- YOUR OBJECTIVE
Scan the entries for the word "heading" and return every line that has it.
=== Begin Enclosure ===
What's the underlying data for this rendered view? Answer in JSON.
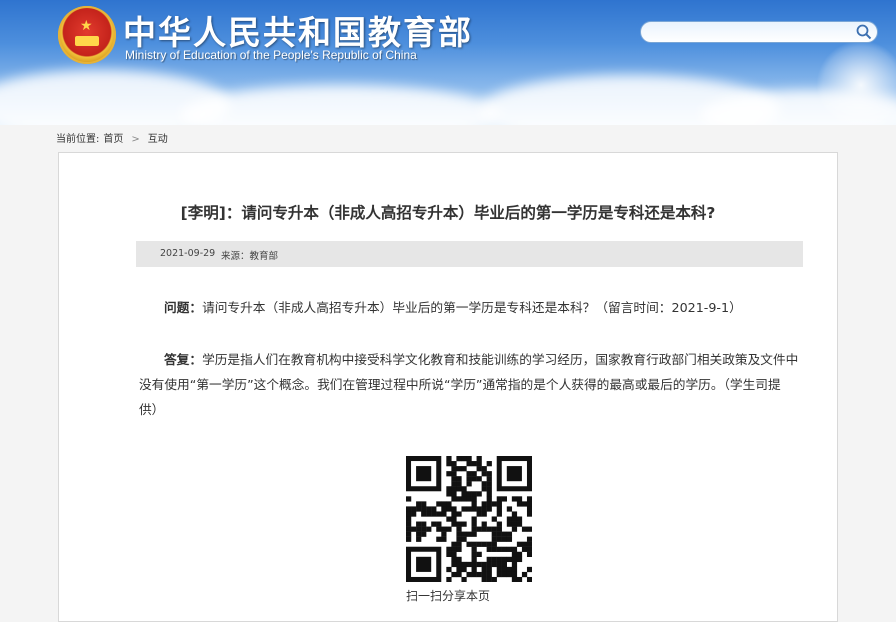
{
  "header": {
    "site_title": "中华人民共和国教育部",
    "site_subtitle": "Ministry of Education of the People's Republic of China",
    "search": {
      "placeholder": "",
      "icon": "search-icon"
    },
    "emblem_icon": "national-emblem"
  },
  "breadcrumb": {
    "prefix": "当前位置:",
    "items": [
      "首页",
      "互动"
    ],
    "separator": ">"
  },
  "article": {
    "title": "[李明]：请问专升本（非成人高招专升本）毕业后的第一学历是专科还是本科?",
    "date": "2021-09-29",
    "source": "来源：教育部",
    "question_label": "问题：",
    "question_text": "请问专升本（非成人高招专升本）毕业后的第一学历是专科还是本科？（留言时间：2021-9-1）",
    "answer_label": "答复：",
    "answer_text": "学历是指人们在教育机构中接受科学文化教育和技能训练的学习经历，国家教育行政部门相关政策及文件中没有使用“第一学历”这个概念。我们在管理过程中所说“学历”通常指的是个人获得的最高或最后的学历。（学生司提供）",
    "qr_caption": "扫一扫分享本页"
  },
  "colors": {
    "header_blue": "#2f74cf",
    "meta_bar": "#e6e6e6",
    "text": "#333333"
  }
}
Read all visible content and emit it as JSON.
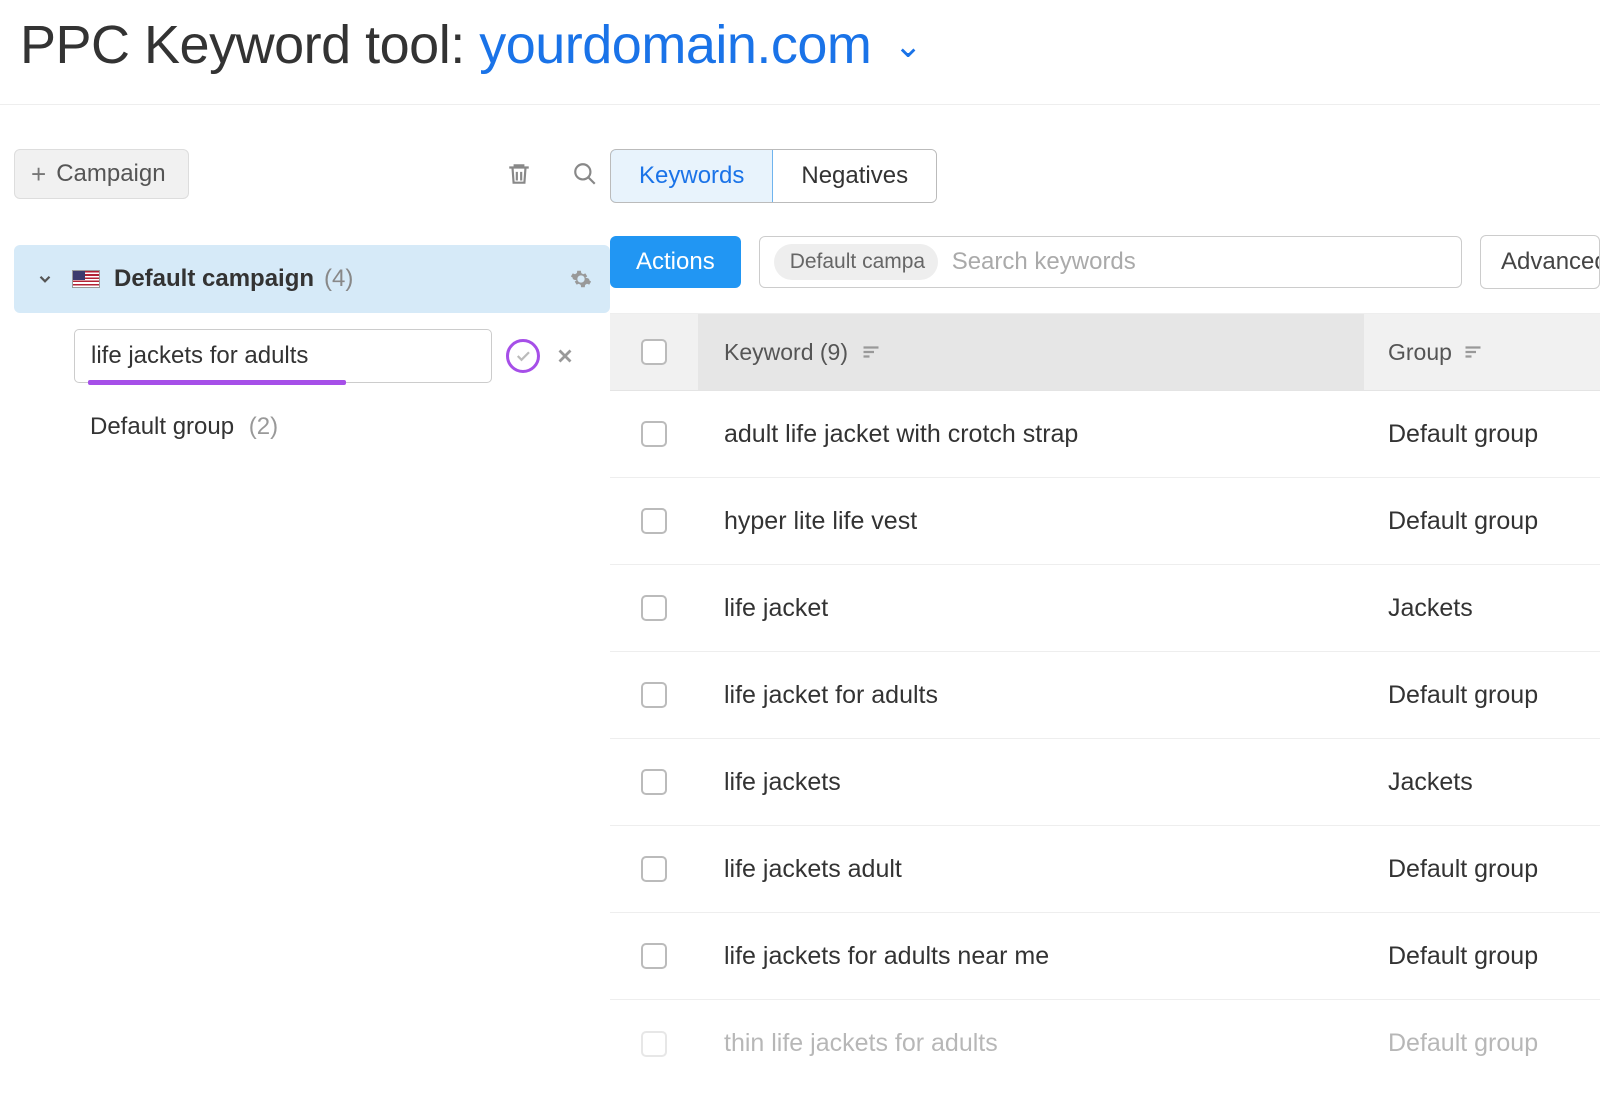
{
  "header": {
    "title_prefix": "PPC Keyword tool:",
    "domain": "yourdomain.com"
  },
  "sidebar": {
    "add_campaign_label": "Campaign",
    "campaign": {
      "name": "Default campaign",
      "count": "(4)"
    },
    "new_group_input_value": "life jackets for adults",
    "groups": [
      {
        "name": "Default group",
        "count": "(2)"
      }
    ]
  },
  "main": {
    "tabs": {
      "keywords": "Keywords",
      "negatives": "Negatives"
    },
    "actions_label": "Actions",
    "search_chip": "Default campa",
    "search_placeholder": "Search keywords",
    "advanced_label": "Advanced",
    "table": {
      "header_keyword": "Keyword (9)",
      "header_group": "Group",
      "rows": [
        {
          "keyword": "adult life jacket with crotch strap",
          "group": "Default group"
        },
        {
          "keyword": "hyper lite life vest",
          "group": "Default group"
        },
        {
          "keyword": "life jacket",
          "group": "Jackets"
        },
        {
          "keyword": "life jacket for adults",
          "group": "Default group"
        },
        {
          "keyword": "life jackets",
          "group": "Jackets"
        },
        {
          "keyword": "life jackets adult",
          "group": "Default group"
        },
        {
          "keyword": "life jackets for adults near me",
          "group": "Default group"
        },
        {
          "keyword": "thin life jackets for adults",
          "group": "Default group"
        }
      ]
    }
  }
}
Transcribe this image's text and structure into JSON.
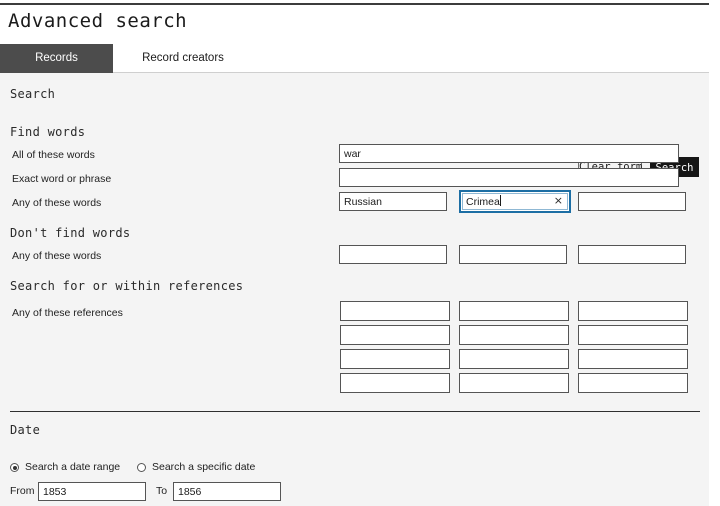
{
  "page": {
    "title": "Advanced search"
  },
  "tabs": [
    {
      "label": "Records",
      "active": true
    },
    {
      "label": "Record creators",
      "active": false
    }
  ],
  "search_section": {
    "heading": "Search",
    "clear_form_label": "Clear form",
    "search_label": "Search"
  },
  "find_words": {
    "heading": "Find words",
    "rows": [
      {
        "label": "All of these words",
        "value": "war"
      },
      {
        "label": "Exact word or phrase",
        "value": ""
      }
    ],
    "any_words": {
      "label": "Any of these words",
      "values": [
        "Russian",
        "Crimea",
        ""
      ],
      "focused_index": 1,
      "clear_icon": "×"
    }
  },
  "dont_find_words": {
    "heading": "Don't find words",
    "label": "Any of these words",
    "values": [
      "",
      "",
      ""
    ]
  },
  "references": {
    "heading": "Search for or within references",
    "label": "Any of these references",
    "rows": [
      [
        "",
        "",
        ""
      ],
      [
        "",
        "",
        ""
      ],
      [
        "",
        "",
        ""
      ],
      [
        "",
        "",
        ""
      ]
    ]
  },
  "date": {
    "heading": "Date",
    "options": [
      {
        "label": "Search a date range",
        "selected": true
      },
      {
        "label": "Search a specific date",
        "selected": false
      }
    ],
    "from_label": "From",
    "from_value": "1853",
    "to_label": "To",
    "to_value": "1856"
  },
  "colors": {
    "focus_border": "#1c6ea4",
    "active_tab_bg": "#4c4c4c",
    "panel_bg": "#f4f4f4",
    "search_button_bg": "#151515"
  }
}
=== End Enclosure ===
- FINAL ANSWER
    "heading": "Search",
    "heading": "Find words",
    "heading": "Don't find words",
    "heading": "Search for or within references",
    "heading": "Date",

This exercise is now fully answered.